- ASSIGNMENT: Report the number of lines in the data below where the string "页面设置" shows up, and only that number.

- RECORDS FOR THE TASK:
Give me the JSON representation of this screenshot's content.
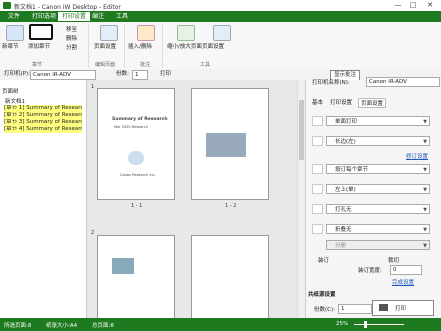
{
  "title": "新文档1 - Canon iW Desktop - Editor",
  "window_controls": {
    "minimize": "—",
    "maximize": "□",
    "close": "✕"
  },
  "menu": [
    "文件",
    "打印选项",
    "打印设置",
    "编注",
    "工具"
  ],
  "ribbon": {
    "new_chapter": "新章节",
    "insert": "添加章节",
    "move_to": "移至",
    "split": "分割",
    "delete_label": "删除",
    "page_settings": "页面设置",
    "insert_annot": "插入/删除",
    "zoom": "缩小/放大页面",
    "edit_pages": "页面设置",
    "group_chapter": "章节",
    "group_page_edit": "编辑页面",
    "group_annot": "批注",
    "group_tools": "工具"
  },
  "toolbar": {
    "printer_label": "打印机(P):",
    "printer_value": "Canon iR-ADV",
    "copies_label": "份数:",
    "copies_value": "1",
    "print_label": "打印",
    "show_notes": "显示批注"
  },
  "left_panel": {
    "title": "页面树",
    "root": "新文档1",
    "items": [
      "[章节 1] Summary of Research",
      "[章节 2] Summary of Research",
      "[章节 3] Summary of Research",
      "[章节 4] Summary of Research"
    ]
  },
  "main": {
    "section_num_1": "1",
    "section_num_2": "2",
    "page_labels": [
      "1 - 1",
      "1 - 2"
    ],
    "page1_title": "Summary of Research",
    "page1_subtitle": "Mar 2020 Research",
    "page1_org": "Canon Research Inc."
  },
  "right_panel": {
    "printer_label": "打印机名称(N):",
    "printer_value": "Canon iR-ADV",
    "tabs": [
      "基本",
      "打印设置",
      "页面设置"
    ],
    "options": [
      "单面打印",
      "长边(左)",
      "按订每个章节",
      "左上(单)",
      "打孔无",
      "折叠无",
      "分册"
    ],
    "links": [
      "修订设置",
      "完成设置"
    ],
    "check1": "装订",
    "check2": "裁切",
    "bind_label": "装订宽度:",
    "bind_value": "0",
    "section": "共纸源设置",
    "copies_label": "份数(C):",
    "copies_value": "1",
    "print_btn": "打印"
  },
  "status": {
    "pages": "所选页面:8",
    "size": "纸张大小:A4",
    "total": "总页面:8",
    "zoom": "25%"
  },
  "colors": {
    "accent": "#1e7a1e",
    "highlight": "#ffff80"
  }
}
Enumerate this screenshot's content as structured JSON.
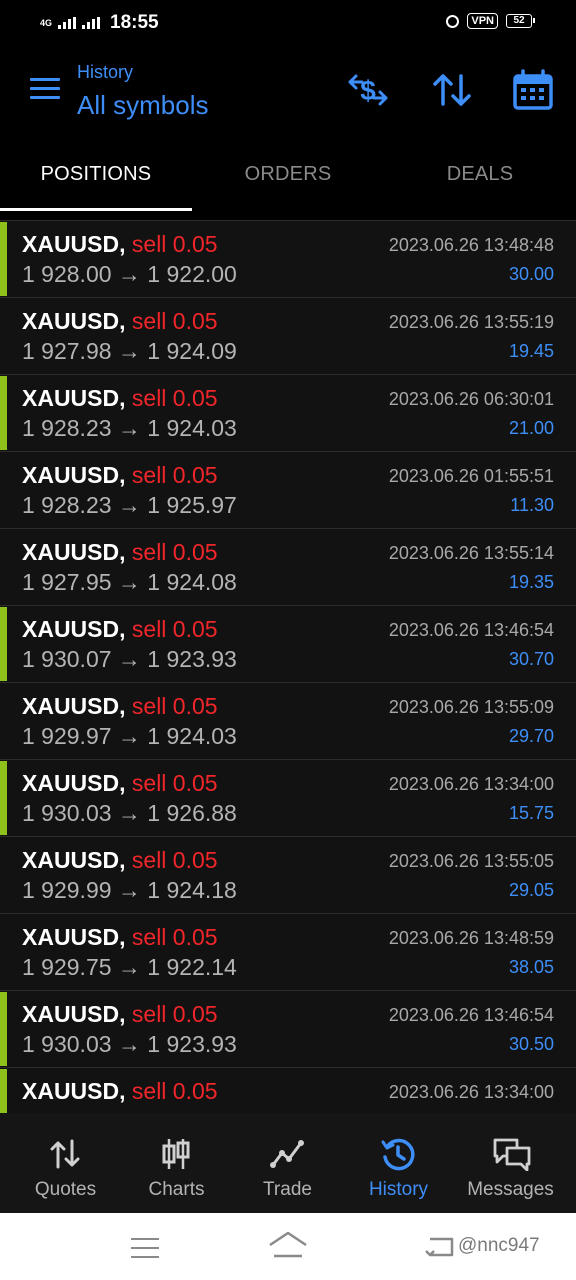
{
  "status_bar": {
    "network": "4G",
    "time": "18:55",
    "vpn": "VPN",
    "battery": "52"
  },
  "header": {
    "subtitle": "History",
    "title": "All symbols",
    "icons": [
      "exchange-dollar-icon",
      "sort-arrows-icon",
      "calendar-icon"
    ]
  },
  "tabs": [
    {
      "label": "POSITIONS",
      "active": true
    },
    {
      "label": "ORDERS",
      "active": false
    },
    {
      "label": "DEALS",
      "active": false
    }
  ],
  "positions": [
    {
      "symbol": "XAUUSD,",
      "side": "sell 0.05",
      "prices": "1 928.00 → 1 922.00",
      "time": "2023.06.26 13:48:48",
      "profit": "30.00",
      "marker": true
    },
    {
      "symbol": "XAUUSD,",
      "side": "sell 0.05",
      "prices": "1 927.98 → 1 924.09",
      "time": "2023.06.26 13:55:19",
      "profit": "19.45",
      "marker": false
    },
    {
      "symbol": "XAUUSD,",
      "side": "sell 0.05",
      "prices": "1 928.23 → 1 924.03",
      "time": "2023.06.26 06:30:01",
      "profit": "21.00",
      "marker": true
    },
    {
      "symbol": "XAUUSD,",
      "side": "sell 0.05",
      "prices": "1 928.23 → 1 925.97",
      "time": "2023.06.26 01:55:51",
      "profit": "11.30",
      "marker": false
    },
    {
      "symbol": "XAUUSD,",
      "side": "sell 0.05",
      "prices": "1 927.95 → 1 924.08",
      "time": "2023.06.26 13:55:14",
      "profit": "19.35",
      "marker": false
    },
    {
      "symbol": "XAUUSD,",
      "side": "sell 0.05",
      "prices": "1 930.07 → 1 923.93",
      "time": "2023.06.26 13:46:54",
      "profit": "30.70",
      "marker": true
    },
    {
      "symbol": "XAUUSD,",
      "side": "sell 0.05",
      "prices": "1 929.97 → 1 924.03",
      "time": "2023.06.26 13:55:09",
      "profit": "29.70",
      "marker": false
    },
    {
      "symbol": "XAUUSD,",
      "side": "sell 0.05",
      "prices": "1 930.03 → 1 926.88",
      "time": "2023.06.26 13:34:00",
      "profit": "15.75",
      "marker": true
    },
    {
      "symbol": "XAUUSD,",
      "side": "sell 0.05",
      "prices": "1 929.99 → 1 924.18",
      "time": "2023.06.26 13:55:05",
      "profit": "29.05",
      "marker": false
    },
    {
      "symbol": "XAUUSD,",
      "side": "sell 0.05",
      "prices": "1 929.75 → 1 922.14",
      "time": "2023.06.26 13:48:59",
      "profit": "38.05",
      "marker": false
    },
    {
      "symbol": "XAUUSD,",
      "side": "sell 0.05",
      "prices": "1 930.03 → 1 923.93",
      "time": "2023.06.26 13:46:54",
      "profit": "30.50",
      "marker": true
    },
    {
      "symbol": "XAUUSD,",
      "side": "sell 0.05",
      "prices": "",
      "time": "2023.06.26 13:34:00",
      "profit": "",
      "marker": true
    }
  ],
  "bottom_nav": [
    {
      "label": "Quotes",
      "icon": "quotes-arrows-icon",
      "active": false
    },
    {
      "label": "Charts",
      "icon": "candlestick-icon",
      "active": false
    },
    {
      "label": "Trade",
      "icon": "trade-line-icon",
      "active": false
    },
    {
      "label": "History",
      "icon": "history-clock-icon",
      "active": true
    },
    {
      "label": "Messages",
      "icon": "messages-icon",
      "active": false
    }
  ],
  "system_nav": {
    "watermark": "@nnc947"
  },
  "colors": {
    "accent": "#3e8ef7",
    "sell": "#f0262a",
    "marker": "#8ec21a",
    "background": "#000000"
  }
}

- SOLVED PROBLEM: 3